>So, what is a novella, anyway? Most often you’ll hear a definition in terms of length–it’s a long short story or a short novel, or it’s anything between 10,000 and 40,000 words. These aren’t very helpful definitions. Josh Weil, writing in the July-August issue of Poets & Writers, has some thoughts on this subject. (And he should know, since he’s just published The New Valley with Grove, a collection of three novellas.)
Josh says this:
Though worded as concisely as a short story, it has room for scenes to breathe. Moments can linger. The fist that squeezes the world of a short story into a few compact scenes can be unclenched a little–bits of backstory let in, descriptions filled out, characters lived with longer. But the novella embraces not too many characters, and not too wide-ranging a plot, not too vast a scope–those are the realm of the novel. A novella compresses the world with a short story’s focus, but it explores that smaller space with a novel’s generosity. (emphasis added)

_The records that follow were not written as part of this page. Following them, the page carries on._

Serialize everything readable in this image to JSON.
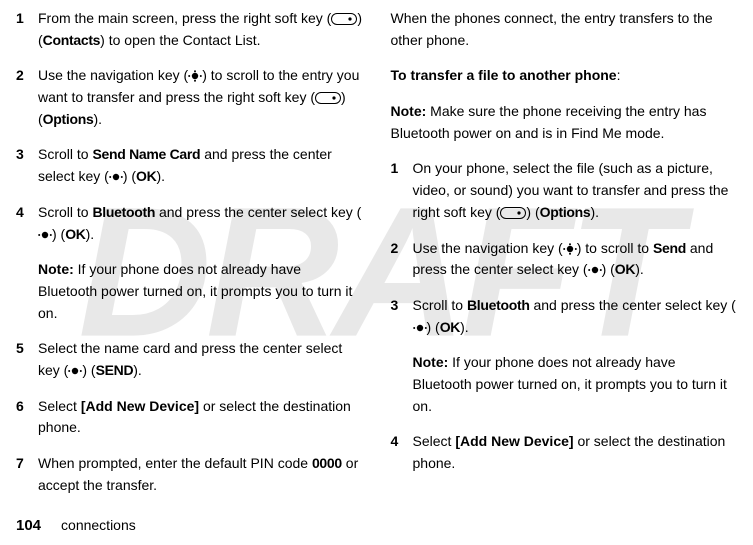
{
  "watermark": "DRAFT",
  "left": {
    "step1": {
      "num": "1",
      "pre": "From the main screen, press the right soft key (",
      "softLabel": "Contacts",
      "post": ") to open the Contact List."
    },
    "step2": {
      "num": "2",
      "pre": "Use the navigation key (",
      "mid": ") to scroll to the entry you want to transfer and press the right soft key (",
      "softLabel": "Options",
      "post": ")."
    },
    "step3": {
      "num": "3",
      "pre": "Scroll to ",
      "term": "Send Name Card",
      "mid": " and press the center select key (",
      "softLabel": "OK",
      "post": ")."
    },
    "step4": {
      "num": "4",
      "pre": "Scroll to ",
      "term": "Bluetooth",
      "mid": " and press the center select key (",
      "softLabel": "OK",
      "post": ")."
    },
    "note4": {
      "b": "Note:",
      "text": " If your phone does not already have Bluetooth power turned on, it prompts you to turn it on."
    },
    "step5": {
      "num": "5",
      "pre": "Select the name card and press the center select key (",
      "softLabel": "SEND",
      "post": ")."
    },
    "step6": {
      "num": "6",
      "pre": "Select ",
      "term": "[Add New Device]",
      "post": " or select the destination phone."
    },
    "step7": {
      "num": "7",
      "pre": "When prompted, enter the default PIN code ",
      "term": "0000",
      "post": " or accept the transfer."
    }
  },
  "right": {
    "intro": "When the phones connect, the entry transfers to the other phone.",
    "heading": "To transfer a file to another phone",
    "headingTail": ":",
    "note0": {
      "b": "Note:",
      "text": " Make sure the phone receiving the entry has Bluetooth power on and is in Find Me mode."
    },
    "step1": {
      "num": "1",
      "pre": "On your phone, select the file (such as a picture, video, or sound) you want to transfer and press the right soft key (",
      "softLabel": "Options",
      "post": ")."
    },
    "step2": {
      "num": "2",
      "pre": "Use the navigation key (",
      "mid": ") to scroll to ",
      "term": "Send",
      "mid2": " and press the center select key (",
      "softLabel": "OK",
      "post": ")."
    },
    "step3": {
      "num": "3",
      "pre": "Scroll to ",
      "term": "Bluetooth",
      "mid": " and press the center select key (",
      "softLabel": "OK",
      "post": ")."
    },
    "note3": {
      "b": "Note:",
      "text": " If your phone does not already have Bluetooth power turned on, it prompts you to turn it on."
    },
    "step4": {
      "num": "4",
      "pre": "Select ",
      "term": "[Add New Device]",
      "post": " or select the destination phone."
    }
  },
  "footer": {
    "page": "104",
    "section": "connections"
  }
}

Write that down. It’s the best definition of “novella” I’ve ever seen.